Records excerpted from a collection
————————
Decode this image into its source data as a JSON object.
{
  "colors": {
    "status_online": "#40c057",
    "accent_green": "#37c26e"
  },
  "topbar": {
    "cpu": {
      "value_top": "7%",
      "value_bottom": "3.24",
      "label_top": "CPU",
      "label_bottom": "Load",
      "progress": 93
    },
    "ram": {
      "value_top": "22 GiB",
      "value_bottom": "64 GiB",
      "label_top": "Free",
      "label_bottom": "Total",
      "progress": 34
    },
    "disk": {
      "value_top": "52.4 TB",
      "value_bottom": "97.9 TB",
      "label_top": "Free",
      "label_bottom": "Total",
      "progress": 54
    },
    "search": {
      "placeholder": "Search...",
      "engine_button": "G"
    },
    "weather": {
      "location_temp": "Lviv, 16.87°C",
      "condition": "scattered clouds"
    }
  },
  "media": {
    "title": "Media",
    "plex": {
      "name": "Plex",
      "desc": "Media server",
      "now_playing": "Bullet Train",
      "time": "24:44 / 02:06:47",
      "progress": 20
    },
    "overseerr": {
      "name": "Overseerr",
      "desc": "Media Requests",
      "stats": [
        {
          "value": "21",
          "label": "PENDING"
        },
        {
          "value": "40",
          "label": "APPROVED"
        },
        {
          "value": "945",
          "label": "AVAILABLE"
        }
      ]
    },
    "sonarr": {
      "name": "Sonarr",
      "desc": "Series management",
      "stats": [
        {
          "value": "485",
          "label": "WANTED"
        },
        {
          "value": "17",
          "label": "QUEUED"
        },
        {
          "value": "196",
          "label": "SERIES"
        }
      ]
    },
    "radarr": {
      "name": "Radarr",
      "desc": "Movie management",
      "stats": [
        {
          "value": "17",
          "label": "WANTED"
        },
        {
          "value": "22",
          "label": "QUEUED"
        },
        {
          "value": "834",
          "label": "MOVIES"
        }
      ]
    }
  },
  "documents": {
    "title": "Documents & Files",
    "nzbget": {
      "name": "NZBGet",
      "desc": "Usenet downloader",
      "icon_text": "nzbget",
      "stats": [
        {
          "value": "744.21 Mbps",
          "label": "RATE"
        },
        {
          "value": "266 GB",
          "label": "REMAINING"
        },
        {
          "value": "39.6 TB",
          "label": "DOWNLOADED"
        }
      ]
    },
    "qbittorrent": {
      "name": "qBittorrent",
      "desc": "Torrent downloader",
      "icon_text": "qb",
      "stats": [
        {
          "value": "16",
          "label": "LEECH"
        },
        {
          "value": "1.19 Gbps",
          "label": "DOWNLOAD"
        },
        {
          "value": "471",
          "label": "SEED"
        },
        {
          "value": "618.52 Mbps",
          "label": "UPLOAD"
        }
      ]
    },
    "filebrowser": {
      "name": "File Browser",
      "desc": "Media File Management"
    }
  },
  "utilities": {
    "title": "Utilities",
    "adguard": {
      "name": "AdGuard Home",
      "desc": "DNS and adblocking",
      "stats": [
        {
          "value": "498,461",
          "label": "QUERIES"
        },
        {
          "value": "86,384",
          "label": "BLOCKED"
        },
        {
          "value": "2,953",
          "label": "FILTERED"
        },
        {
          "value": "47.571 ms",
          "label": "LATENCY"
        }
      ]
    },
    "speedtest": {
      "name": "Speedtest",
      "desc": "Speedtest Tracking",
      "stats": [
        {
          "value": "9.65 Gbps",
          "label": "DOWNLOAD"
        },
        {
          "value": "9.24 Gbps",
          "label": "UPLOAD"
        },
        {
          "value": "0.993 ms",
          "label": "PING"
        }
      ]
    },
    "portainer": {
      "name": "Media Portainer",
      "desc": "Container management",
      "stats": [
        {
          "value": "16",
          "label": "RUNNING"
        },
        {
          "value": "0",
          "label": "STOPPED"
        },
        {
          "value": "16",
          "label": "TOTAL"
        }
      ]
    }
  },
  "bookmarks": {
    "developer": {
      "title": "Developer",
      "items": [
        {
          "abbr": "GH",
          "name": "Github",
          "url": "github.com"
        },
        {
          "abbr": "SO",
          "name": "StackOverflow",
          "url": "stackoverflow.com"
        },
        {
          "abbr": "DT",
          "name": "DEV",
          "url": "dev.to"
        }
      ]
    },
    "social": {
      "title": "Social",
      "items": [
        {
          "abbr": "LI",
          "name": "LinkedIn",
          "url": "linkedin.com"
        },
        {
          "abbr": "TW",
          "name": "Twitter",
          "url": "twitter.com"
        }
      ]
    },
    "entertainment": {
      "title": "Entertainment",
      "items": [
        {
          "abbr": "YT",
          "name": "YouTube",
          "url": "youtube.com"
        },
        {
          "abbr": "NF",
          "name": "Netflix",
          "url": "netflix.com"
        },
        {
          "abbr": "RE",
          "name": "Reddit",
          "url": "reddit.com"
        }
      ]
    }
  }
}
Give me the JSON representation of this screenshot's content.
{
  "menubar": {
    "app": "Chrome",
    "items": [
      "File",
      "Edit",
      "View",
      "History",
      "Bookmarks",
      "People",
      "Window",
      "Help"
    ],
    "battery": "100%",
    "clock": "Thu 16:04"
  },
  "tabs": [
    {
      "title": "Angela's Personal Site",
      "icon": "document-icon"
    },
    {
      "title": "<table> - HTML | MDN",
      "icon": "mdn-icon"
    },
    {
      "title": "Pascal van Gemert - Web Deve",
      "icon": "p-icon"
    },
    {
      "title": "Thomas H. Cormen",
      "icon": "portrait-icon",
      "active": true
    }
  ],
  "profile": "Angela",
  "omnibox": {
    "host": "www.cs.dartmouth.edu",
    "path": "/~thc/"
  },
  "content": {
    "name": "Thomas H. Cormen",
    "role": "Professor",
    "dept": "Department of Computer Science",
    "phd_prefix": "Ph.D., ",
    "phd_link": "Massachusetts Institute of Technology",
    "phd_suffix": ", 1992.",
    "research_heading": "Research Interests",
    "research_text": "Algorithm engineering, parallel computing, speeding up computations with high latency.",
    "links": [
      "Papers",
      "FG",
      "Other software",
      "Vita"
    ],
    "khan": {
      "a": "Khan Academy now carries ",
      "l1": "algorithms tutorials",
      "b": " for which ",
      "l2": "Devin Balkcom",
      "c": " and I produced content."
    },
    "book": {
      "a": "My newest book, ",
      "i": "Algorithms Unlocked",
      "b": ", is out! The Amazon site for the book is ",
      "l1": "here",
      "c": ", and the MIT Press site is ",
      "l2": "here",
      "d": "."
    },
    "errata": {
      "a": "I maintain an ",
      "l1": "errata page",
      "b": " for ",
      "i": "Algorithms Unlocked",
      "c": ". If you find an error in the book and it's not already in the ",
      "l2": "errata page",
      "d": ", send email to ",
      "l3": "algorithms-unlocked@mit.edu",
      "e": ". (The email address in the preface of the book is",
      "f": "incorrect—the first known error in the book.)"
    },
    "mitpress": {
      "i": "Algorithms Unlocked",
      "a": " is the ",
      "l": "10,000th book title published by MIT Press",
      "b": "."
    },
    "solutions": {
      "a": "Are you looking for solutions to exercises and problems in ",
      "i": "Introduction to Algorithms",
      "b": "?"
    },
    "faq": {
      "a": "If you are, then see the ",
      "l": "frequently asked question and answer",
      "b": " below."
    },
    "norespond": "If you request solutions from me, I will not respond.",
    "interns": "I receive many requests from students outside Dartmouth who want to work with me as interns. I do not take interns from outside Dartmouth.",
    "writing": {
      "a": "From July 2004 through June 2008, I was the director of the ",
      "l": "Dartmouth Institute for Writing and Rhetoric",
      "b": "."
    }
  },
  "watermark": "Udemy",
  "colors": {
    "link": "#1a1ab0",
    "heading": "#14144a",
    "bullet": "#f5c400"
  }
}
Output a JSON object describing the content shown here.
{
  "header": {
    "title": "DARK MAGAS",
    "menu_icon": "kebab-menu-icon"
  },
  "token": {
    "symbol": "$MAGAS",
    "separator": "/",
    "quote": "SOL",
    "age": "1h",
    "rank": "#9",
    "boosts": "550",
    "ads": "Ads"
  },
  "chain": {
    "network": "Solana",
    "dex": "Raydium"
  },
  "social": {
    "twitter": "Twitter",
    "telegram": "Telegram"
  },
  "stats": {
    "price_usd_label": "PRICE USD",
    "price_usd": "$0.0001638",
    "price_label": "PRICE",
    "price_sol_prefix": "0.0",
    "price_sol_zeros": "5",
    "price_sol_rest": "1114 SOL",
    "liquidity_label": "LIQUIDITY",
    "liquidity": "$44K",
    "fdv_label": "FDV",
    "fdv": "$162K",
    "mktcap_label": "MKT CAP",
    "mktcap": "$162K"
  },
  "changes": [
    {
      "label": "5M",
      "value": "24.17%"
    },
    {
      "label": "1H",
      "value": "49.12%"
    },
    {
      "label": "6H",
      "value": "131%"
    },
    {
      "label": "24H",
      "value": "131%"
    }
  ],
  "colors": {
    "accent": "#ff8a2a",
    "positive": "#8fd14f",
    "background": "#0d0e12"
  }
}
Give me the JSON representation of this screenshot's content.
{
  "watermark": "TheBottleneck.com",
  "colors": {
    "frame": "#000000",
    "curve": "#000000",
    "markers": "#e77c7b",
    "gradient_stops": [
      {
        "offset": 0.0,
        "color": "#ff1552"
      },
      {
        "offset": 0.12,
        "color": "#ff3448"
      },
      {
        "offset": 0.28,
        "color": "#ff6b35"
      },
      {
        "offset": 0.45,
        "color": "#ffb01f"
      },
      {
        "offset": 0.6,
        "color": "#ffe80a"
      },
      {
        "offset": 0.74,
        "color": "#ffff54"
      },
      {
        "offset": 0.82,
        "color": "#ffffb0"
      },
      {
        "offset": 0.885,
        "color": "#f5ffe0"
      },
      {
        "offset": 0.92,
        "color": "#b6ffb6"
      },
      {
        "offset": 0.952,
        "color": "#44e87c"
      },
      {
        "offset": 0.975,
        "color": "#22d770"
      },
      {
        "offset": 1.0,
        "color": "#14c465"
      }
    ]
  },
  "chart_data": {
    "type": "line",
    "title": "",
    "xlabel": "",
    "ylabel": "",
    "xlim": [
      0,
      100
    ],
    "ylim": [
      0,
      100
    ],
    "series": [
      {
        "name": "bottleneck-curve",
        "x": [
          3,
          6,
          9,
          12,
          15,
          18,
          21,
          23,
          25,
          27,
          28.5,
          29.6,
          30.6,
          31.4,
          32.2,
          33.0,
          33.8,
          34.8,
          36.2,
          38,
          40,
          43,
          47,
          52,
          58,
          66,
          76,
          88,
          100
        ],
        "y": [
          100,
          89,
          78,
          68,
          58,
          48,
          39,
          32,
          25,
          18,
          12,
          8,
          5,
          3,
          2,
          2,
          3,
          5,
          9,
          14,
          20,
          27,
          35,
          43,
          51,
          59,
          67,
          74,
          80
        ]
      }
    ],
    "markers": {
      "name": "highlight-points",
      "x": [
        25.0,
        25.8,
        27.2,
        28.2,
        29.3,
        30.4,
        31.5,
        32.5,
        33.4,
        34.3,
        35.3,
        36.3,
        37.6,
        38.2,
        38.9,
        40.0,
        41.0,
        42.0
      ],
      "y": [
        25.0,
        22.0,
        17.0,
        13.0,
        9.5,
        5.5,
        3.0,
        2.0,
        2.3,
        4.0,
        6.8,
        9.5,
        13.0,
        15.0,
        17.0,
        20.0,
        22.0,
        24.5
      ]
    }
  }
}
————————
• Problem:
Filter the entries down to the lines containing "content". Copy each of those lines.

• Result of this exercise:
Give me the JSON representation of this screenshot's content.
  "content": {
      "c": " and I produced content."
Output a JSON object describing the content shown here.
Give me the JSON representation of this screenshot's content.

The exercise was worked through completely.